DC's streetcar will begin operations this spring and Atlanta's program is under construction ("Tim Borchers: The streetcar director," Creative Loafing). Seattle's streetcar expansion program is underway also. Portland has been expanding its system also, and even adding an aerial "tramway" to the system to connect "Downtown" to the OHSU campus.
Note that the Europeans use the word "tram" to refer to either streetcar or light rail. The Salon article doesn't differentiate, but there is a difference. In the US streetcars are set up to run more like buses, while light rail systems have bigger vehicles, usually running longer distances, at faster speeds. Some streetcar systems run "heritage" vehicles like in San Francisco, Little Rock, and Memphis, and of course, New Orleans.
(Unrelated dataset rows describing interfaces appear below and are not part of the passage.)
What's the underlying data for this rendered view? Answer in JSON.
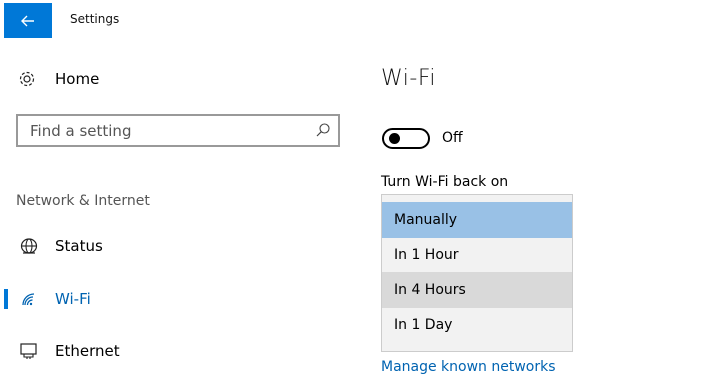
{
  "window": {
    "title": "Settings"
  },
  "sidebar": {
    "home_label": "Home",
    "search_placeholder": "Find a setting",
    "section_label": "Network & Internet",
    "items": [
      {
        "label": "Status",
        "icon": "globe-icon",
        "active": false
      },
      {
        "label": "Wi-Fi",
        "icon": "wifi-icon",
        "active": true
      },
      {
        "label": "Ethernet",
        "icon": "ethernet-icon",
        "active": false
      }
    ]
  },
  "main": {
    "heading": "Wi-Fi",
    "toggle_label": "Off",
    "turn_on_label": "Turn Wi-Fi back on",
    "dropdown_options": [
      "Manually",
      "In 1 Hour",
      "In 4 Hours",
      "In 1 Day"
    ],
    "selected_option": "Manually",
    "manage_link": "Manage known networks"
  },
  "colors": {
    "accent": "#0078d7",
    "link": "#0063b1",
    "selected": "#99c1e6"
  }
}
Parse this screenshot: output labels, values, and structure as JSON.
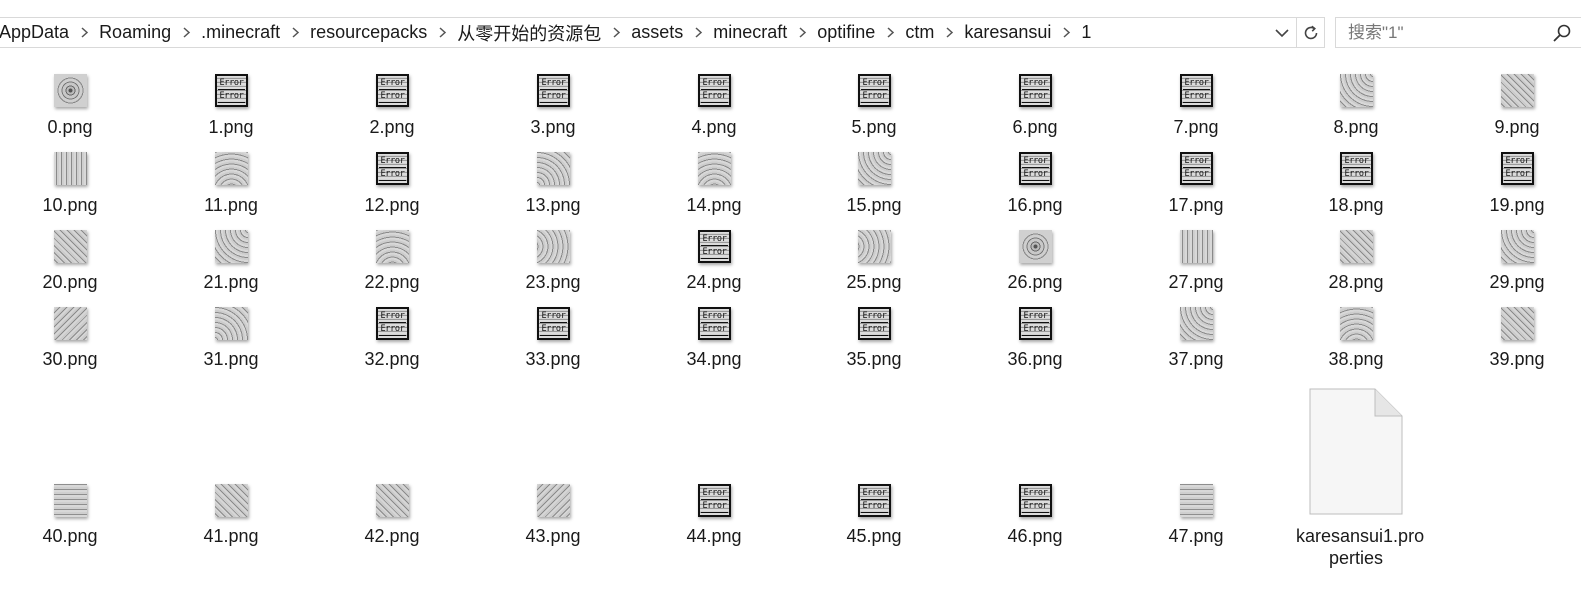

Most of the others and the ones under new construction run or will run new vehicles.
Also see the Human Transit piece, "streetcars vs light rail ... is there a difference?" where he makes the distinction between the types more in terms of stop spacing rather than in terms of vehicle size and speed.
The Salon article states that the jury is out about the link between transit infrastructure and economic development, that few studies have been done that show the link.
Like with the Reason Foundation report, it's hard to answer this question definitively, because the time frame on which development takes to happen is so long (for example, I wrote about a building that "delivered" in June 2013 on H Street was the culmination of a process that started before 2000).
In the DC area, it took 25 years to begin to see in substantive terms the economic impact of the Metrorail in DC outside of the Downtown and in Arlington County's Wilson Boulevard (the system's first leg opened in 1976).
And yes, you can't attribute all of the success in Portland's Pearl District to the streetcar, just like it's not reasonable to attribute much of the development in Cleveland's University District to BRT. The link is definite with subway systems though, provided that the right pre-conditions are in place or that those "conditions" are deliberately created in order to facilitate land use intensification in association with transit creation and expansion.
But Salt Lake City, looking to create a transit master plan ("Salt Lake City wants a transit system that works for everyone," Salt Lake Tribune) is at least one place moving in the right direction.